Parents, students, teachers rally to support electives in Plum School District
Leigh Saltzman is learning more than how to bake chocolate chip cookies in the advanced cooking class at Plum High School.
“We made sushi today,” said Saltzman, 16, a junior. “It is one of my favorite classes of the day. We make interesting foods.”
Saltzman joined nearly 50 other students, parents, teachers and community members last week outside Oblock Junior High School to rally support for a variety of electives that are set to be eliminated to help balance the 2013-14 budget.
The school board voted last week to approve advertising the $55.2 million spending plan that cuts 21 teacher positions. The elimination of the 21 positions plus the elimination by attrition of four other positions means a savings of nearly $1.2 million in teacher salaries, according to district officials.
Program eliminations would include:
• Boyce Campus Middle College High School, an alternative education program;
• Television production, family consumer science (that includes cooking classes) and business education at the high school and junior high;
• Computer instruction and French and Spanish at the junior high; and,
• Technology education at both the high school and junior high is recommended for elimination.
The school board education committee also recommended eliminating one librarian and one high school guidance counselor.
Other proposed cuts include a floating staff nurse, Oblock library aide and high school library/nurse administrative assistant.
The board's vote followed three hours of public comment on May 22 on the proposed cuts.
Suzanne Dawson of Regency Drive said the television production program helped prepare her son, Kyle, to major in communications and sports broadcasting at Waynesburg University.
“Kyle was far more prepared than other students,” Dawson told the board.
Mike Puskar of Ross Hollow Road, president of the JROTC booster club, has concerns about what classes will be offered if some electives are eliminated.
“If you cut the electives, what will you do with the students?” Puskar asked.
Stephanie St. Leger of Blue Ridge Road wants teachers to pay more for their health benefits as means to balance the budget.
“They should give a little back and pay a little more,” St. Leger said.
J.R. Pilyih, treasurer of the Plum Borough Education Association, the union representing the district's 275 teachers, said talks between union officials and the board have occurred.
“We offered the district a proposal that takes money out of our pockets,” Pilyih said. “The board said we want more.”
Pilyih and PBEA President Martha Freese declined to discuss the specifics of the union's offer.
Board member Kevin Dowdell, finance committee chairman, declined comment on Pilyih's remarks.
“We are still in negotiations looking at ways to balance the budget without cutting any programs,” Dowdell said.
Some residents suggested the board vote to approve a tax increase to help balance the budget.
“It would be fiscally responsible to raise taxes,” said Jack Giarrusso of Rockland Drive. “I have four grandchildren in the district. Don't tear down the district. Senior citizens can pay $100 or $200 more a year.”

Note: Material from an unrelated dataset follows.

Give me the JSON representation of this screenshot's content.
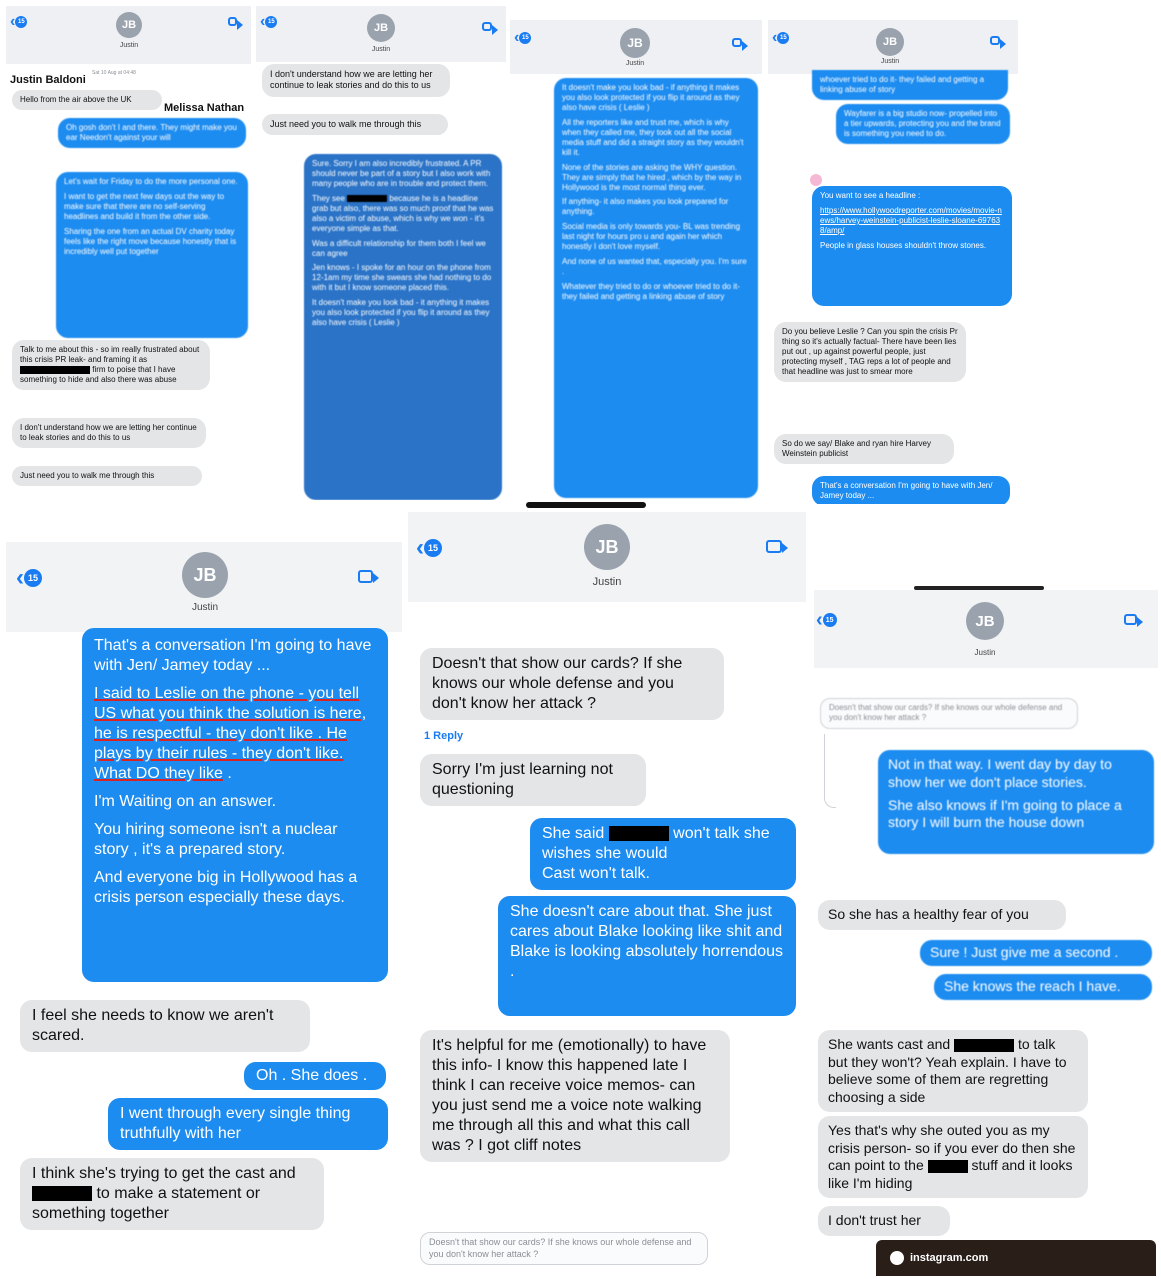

Karen Zapf is a staff writer for Trib Total Media. She can be reached at 412-856-7400 ext. 8753 or firstname.lastname@example.org.
Show commenting policy
TribLive commenting policy
You are solely responsible for your comments and by using TribLive.com you agree to our Terms of Service.
We moderate comments. Our goal is to provide substantive commentary for a general readership. By screening submissions, we provide a space where readers can share intelligent and informed commentary that enhances the quality of our news and information.
While most comments will be posted if they are on-topic and not abusive, moderating decisions are subjective. We will make them as carefully and consistently as we can. Because of the volume of reader comments, we cannot review individual moderation decisions with readers.
We value thoughtful comments representing a range of views that make their point quickly and politely. We make an effort to protect discussions from repeated comments either by the same reader or different readers.
We follow the same standards for taste as the daily newspaper. A few things we won't tolerate: personal attacks, obscenity, vulgarity, profanity (including expletives and letters followed by dashes), commercial promotion, impersonations, incoherence, proselytizing and SHOUTING. Don't include URLs to Web sites.
We do not edit comments. They are either approved or deleted. We reserve the right to edit a comment that is quoted or excerpted in an article. In this case, we may fix spelling and punctuation.
We welcome strong opinions and criticism of our work, but we don't want comments to become bogged down with discussions of our policies and we will moderate accordingly.
We appreciate it when readers and people quoted in articles or blog posts point out errors of fact or emphasis and will investigate all assertions. But these suggestions should be sent via e-mail. To avoid distracting other readers, we won't publish comments that suggest a correction. Instead, corrections will be made in a blog post or in an article.